Ah. The Great Cultural Divide. And I’m not necessarily talking about geographical culture either.
Did you know that every business on the planet – whether it’s 1 person or 1,000 – has it’s own culture? It’s true!
A business culture forms from a way of speaking, a set of ideals, a way of doing things…
And where culture forms, language is hot on its heels. Your business’ language consists of shared lingo, attitudes, processes, interests, missions, experiences and more. It’s a way of communicating that is unique to your company and to your industry.
And when your customers speak that same language, the results are… magical.
Unfortunately, many business owners lose sight of a maxim that’s as true to marketing a business as to personal self growth: “This above all: To thine own self be true.” They warp their cultural language to conform to some ideal market they want to target.
Guess what. Capital N – O… NO!!
It’s not the market that defines the culture, but your culture that should define your target market.
Think of it this way – a Porsche dealer would hardly use mommy talk to promote it’s 911 GT2 sports car. And you sure as shootin’ wouldn’t hear street slang used to market a Ford Aerostar minivan. Each of these cars has its own micro-culture, and to market them any differently would be a disservice to all involved.
When you try to be something you’re not, be prepared to be called out.
Please don’t misunderstand me. There is an element of genius in being able to adapt your communications to make different customers feel welcome, special and comfortable. But the point is this: Hold true to the core culture that makes your business the unique success that it is.
This Week’s DMT Challenge
PART I: Take a look at the website home pages of some of the corporate giants – Coca-Cola, Wal-Mart, NASCAR, McDonald’s, choose-your-own.

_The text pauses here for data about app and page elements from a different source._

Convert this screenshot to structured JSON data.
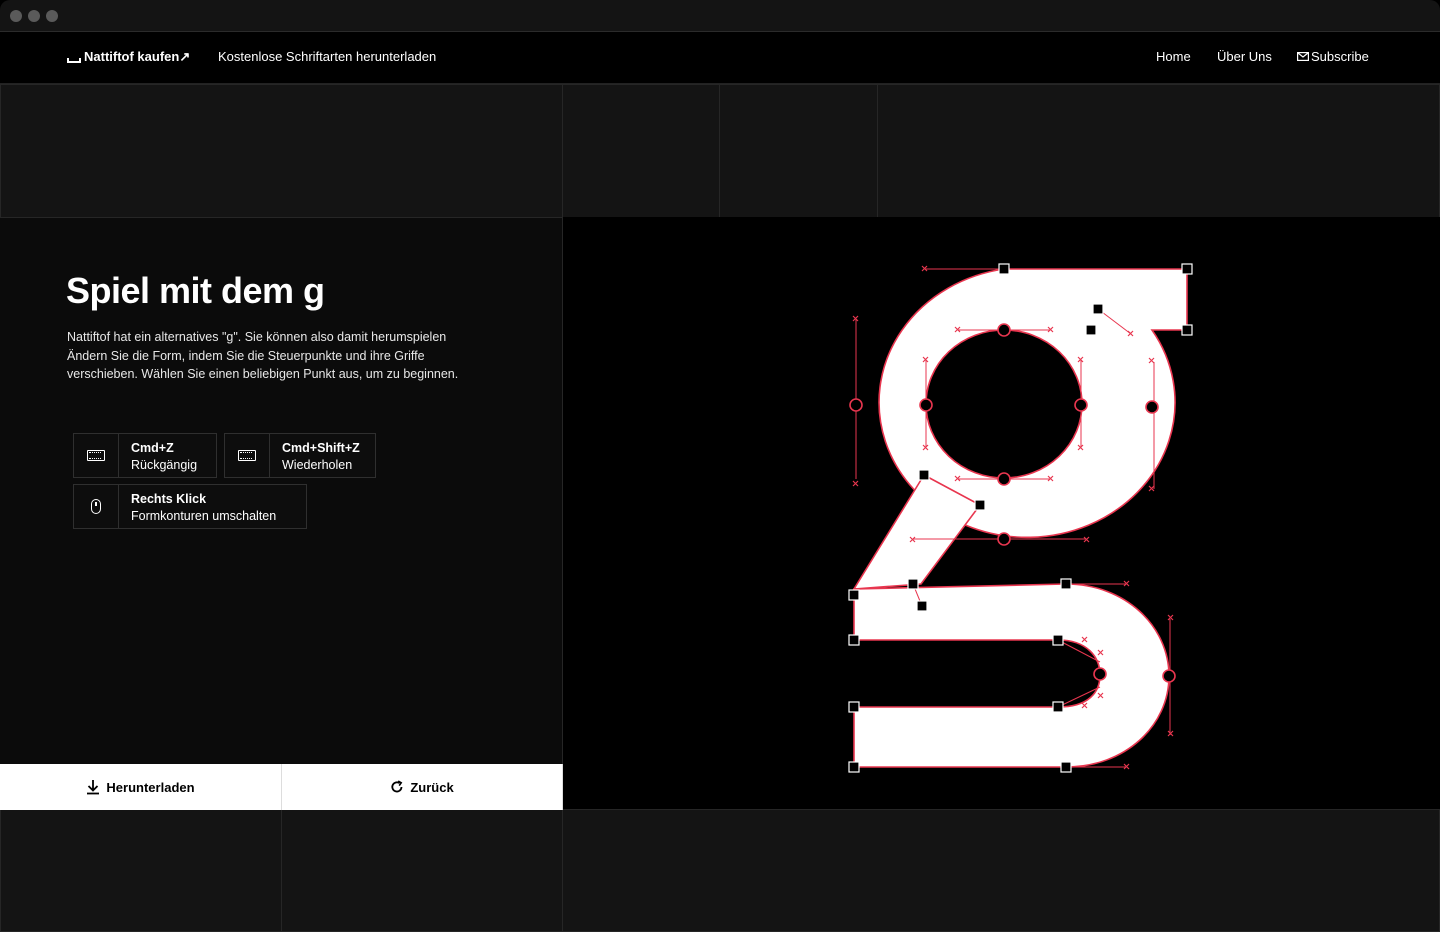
{
  "nav": {
    "brand_label": "Nattiftof kaufen↗",
    "free_fonts_label": "Kostenlose Schriftarten herunterladen",
    "home_label": "Home",
    "about_label": "Über Uns",
    "subscribe_label": "Subscribe"
  },
  "hero": {
    "title": "Spiel mit dem g",
    "description_lines": [
      "Nattiftof hat ein alternatives \"g\". Sie können also damit herumspielen",
      "Ändern Sie die Form, indem Sie die Steuerpunkte und ihre Griffe",
      "verschieben. Wählen Sie einen beliebigen Punkt aus, um zu beginnen."
    ]
  },
  "shortcuts": [
    {
      "icon": "keyboard-icon",
      "keys": "Cmd+Z",
      "action": "Rückgängig"
    },
    {
      "icon": "keyboard-icon",
      "keys": "Cmd+Shift+Z",
      "action": "Wiederholen"
    },
    {
      "icon": "mouse-icon",
      "keys": "Rechts Klick",
      "action": "Formkonturen umschalten"
    }
  ],
  "actions": {
    "download_label": "Herunterladen",
    "back_label": "Zurück"
  },
  "colors": {
    "accent": "#e8364f",
    "glyph_fill": "#ffffff",
    "canvas_bg": "#000000",
    "grid_bg": "#141414"
  }
}
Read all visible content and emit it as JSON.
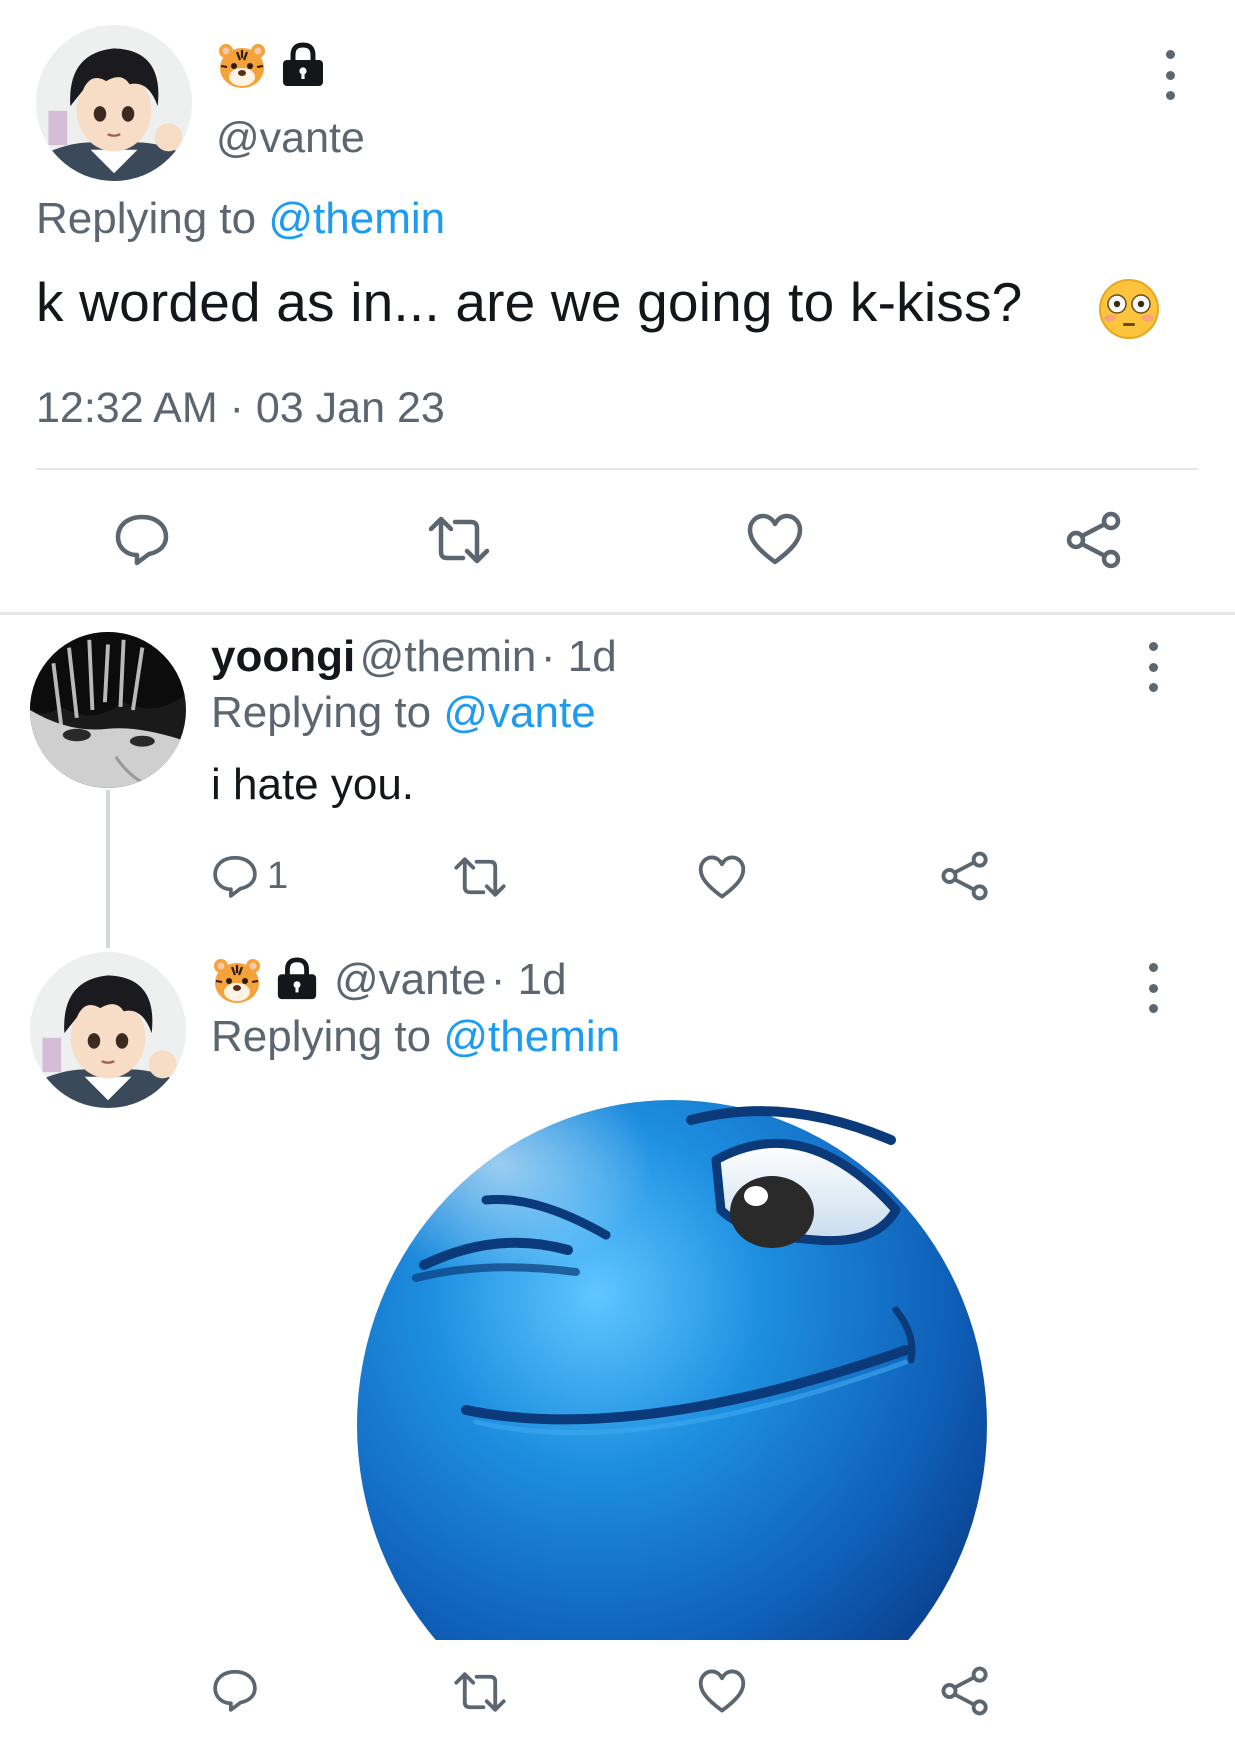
{
  "main_tweet": {
    "handle": "@vante",
    "badges": [
      "tiger-emoji",
      "lock-icon"
    ],
    "replying_prefix": "Replying to",
    "replying_to": "@themin",
    "text": "k worded as in... are we going to k-kiss?",
    "text_emoji": "flushed-face-emoji",
    "timestamp": "12:32 AM · 03 Jan 23",
    "actions": [
      "reply-icon",
      "retweet-icon",
      "like-icon",
      "share-icon"
    ]
  },
  "replies": [
    {
      "name": "yoongi",
      "handle": "@themin",
      "time": "· 1d",
      "replying_prefix": "Replying to",
      "replying_to": "@vante",
      "text": "i hate you.",
      "reply_count": "1"
    },
    {
      "badges": [
        "tiger-emoji",
        "lock-icon"
      ],
      "handle": "@vante",
      "time": "· 1d",
      "replying_prefix": "Replying to",
      "replying_to": "@themin",
      "media": "blue-winking-smiley-image"
    }
  ],
  "colors": {
    "accent": "#1d9bf0",
    "secondary_text": "#5b6670",
    "primary_text": "#14171a",
    "divider": "#e3e6e8"
  }
}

Look at the colors, the images, the content and the layout. These are companies that have spent bookoo bucks and quality time defining the culture of their company. Do you think their websites succeed in getting the right message across?
PART II: See if you can define some cultural features of your own company or the company you work for. What’s your company mission? How does your staff interact with customers? How do they interact with each other? What’s the dress code? What are the most popular topics of conversation?
PART III: Now take a look at your own website – or any other marketing materials. Again, look at the colors, the images, the content and the layout. Do they communicate what you’ve defined above?
Incidentally, for those who are curious, “fo’ shizzle my nizzle” means something along the lines of “Most definitely, my African American brother.”
Is DMT Artistry the “bees knees”? Fo’ shizzle my nizzle. Let us prove it to you.
Dawn M. Tomczyk | DMT Artistry LLC | 810.923.4582 | email@example.com